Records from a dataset

--

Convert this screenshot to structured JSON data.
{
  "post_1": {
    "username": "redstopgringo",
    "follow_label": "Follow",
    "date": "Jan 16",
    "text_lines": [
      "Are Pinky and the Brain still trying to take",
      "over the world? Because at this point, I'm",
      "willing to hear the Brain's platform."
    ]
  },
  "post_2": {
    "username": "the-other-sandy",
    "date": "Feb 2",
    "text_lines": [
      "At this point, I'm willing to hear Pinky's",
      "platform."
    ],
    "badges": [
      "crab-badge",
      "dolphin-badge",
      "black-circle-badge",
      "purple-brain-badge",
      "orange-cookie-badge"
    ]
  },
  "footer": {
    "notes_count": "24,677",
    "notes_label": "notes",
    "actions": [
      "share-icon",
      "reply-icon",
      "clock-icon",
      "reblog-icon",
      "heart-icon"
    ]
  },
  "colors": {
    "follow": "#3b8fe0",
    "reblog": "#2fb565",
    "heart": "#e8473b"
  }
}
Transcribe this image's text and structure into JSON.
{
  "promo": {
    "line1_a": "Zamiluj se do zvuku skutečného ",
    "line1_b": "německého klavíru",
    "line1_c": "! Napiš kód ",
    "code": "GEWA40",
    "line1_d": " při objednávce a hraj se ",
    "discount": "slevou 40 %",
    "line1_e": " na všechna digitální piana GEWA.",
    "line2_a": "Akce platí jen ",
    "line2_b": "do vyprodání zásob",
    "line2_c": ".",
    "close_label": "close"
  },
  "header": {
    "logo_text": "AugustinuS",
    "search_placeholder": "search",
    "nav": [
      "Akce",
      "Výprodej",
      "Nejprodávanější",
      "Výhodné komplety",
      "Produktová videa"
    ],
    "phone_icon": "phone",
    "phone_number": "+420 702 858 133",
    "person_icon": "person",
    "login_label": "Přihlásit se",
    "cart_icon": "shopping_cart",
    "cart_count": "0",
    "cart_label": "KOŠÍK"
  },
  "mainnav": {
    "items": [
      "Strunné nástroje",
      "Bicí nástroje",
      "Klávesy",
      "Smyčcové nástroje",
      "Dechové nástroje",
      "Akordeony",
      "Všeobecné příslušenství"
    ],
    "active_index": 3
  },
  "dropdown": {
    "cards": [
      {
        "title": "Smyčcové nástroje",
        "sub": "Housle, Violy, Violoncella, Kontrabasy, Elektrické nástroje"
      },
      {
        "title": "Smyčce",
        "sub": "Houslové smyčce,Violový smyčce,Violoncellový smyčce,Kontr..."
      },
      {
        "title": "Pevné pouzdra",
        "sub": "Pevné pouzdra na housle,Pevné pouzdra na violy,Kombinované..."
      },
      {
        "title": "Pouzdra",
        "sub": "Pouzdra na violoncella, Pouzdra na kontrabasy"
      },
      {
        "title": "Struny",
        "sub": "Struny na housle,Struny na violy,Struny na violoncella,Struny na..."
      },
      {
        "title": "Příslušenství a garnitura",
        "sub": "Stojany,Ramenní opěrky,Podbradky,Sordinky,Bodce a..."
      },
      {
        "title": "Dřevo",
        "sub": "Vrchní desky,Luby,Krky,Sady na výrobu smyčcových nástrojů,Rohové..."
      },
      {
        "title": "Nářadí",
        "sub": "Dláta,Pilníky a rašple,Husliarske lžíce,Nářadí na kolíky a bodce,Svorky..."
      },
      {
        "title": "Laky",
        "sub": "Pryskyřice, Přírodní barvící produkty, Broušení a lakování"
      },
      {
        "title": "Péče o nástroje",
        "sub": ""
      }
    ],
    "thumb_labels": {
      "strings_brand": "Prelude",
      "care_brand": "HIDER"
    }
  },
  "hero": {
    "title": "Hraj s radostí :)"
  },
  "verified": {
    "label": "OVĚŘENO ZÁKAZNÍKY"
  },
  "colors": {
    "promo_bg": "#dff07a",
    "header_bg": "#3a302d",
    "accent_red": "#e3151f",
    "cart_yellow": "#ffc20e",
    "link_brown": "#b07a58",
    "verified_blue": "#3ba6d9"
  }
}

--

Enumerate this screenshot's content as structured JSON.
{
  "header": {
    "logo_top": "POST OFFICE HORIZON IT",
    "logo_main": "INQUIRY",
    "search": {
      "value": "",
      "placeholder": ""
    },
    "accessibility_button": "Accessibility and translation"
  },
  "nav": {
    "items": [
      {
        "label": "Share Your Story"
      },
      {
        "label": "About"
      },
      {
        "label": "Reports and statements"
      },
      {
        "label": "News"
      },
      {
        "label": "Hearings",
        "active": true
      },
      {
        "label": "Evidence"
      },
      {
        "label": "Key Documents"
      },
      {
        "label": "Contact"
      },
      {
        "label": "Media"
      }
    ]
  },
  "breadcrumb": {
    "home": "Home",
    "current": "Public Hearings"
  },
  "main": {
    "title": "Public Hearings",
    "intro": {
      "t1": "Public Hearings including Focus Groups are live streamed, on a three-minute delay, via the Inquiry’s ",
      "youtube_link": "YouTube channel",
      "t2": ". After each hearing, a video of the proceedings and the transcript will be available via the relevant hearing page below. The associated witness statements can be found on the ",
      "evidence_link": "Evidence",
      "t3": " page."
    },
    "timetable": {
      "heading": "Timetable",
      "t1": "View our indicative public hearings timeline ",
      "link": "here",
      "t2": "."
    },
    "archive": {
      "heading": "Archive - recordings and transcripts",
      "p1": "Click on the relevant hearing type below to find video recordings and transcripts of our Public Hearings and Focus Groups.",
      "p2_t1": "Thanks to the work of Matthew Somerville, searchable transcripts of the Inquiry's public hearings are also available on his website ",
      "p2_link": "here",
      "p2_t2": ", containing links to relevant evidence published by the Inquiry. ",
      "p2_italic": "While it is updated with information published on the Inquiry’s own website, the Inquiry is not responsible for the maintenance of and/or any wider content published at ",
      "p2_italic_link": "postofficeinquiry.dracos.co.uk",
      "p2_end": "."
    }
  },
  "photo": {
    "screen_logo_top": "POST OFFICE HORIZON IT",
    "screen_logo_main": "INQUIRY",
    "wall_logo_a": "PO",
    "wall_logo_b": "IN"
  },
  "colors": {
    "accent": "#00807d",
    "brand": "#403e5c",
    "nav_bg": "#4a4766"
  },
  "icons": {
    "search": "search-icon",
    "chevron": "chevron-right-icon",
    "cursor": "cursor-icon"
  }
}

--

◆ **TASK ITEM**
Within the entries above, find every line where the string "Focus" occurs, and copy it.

◆ **WRITTEN RESPONSE**
      "t1": "Public Hearings including Focus Groups are live streamed, on a three-minute delay, via the Inquiry’s ",
      "p1": "Click on the relevant hearing type below to find video recordings and transcripts of our Public Hearings and Focus Groups.",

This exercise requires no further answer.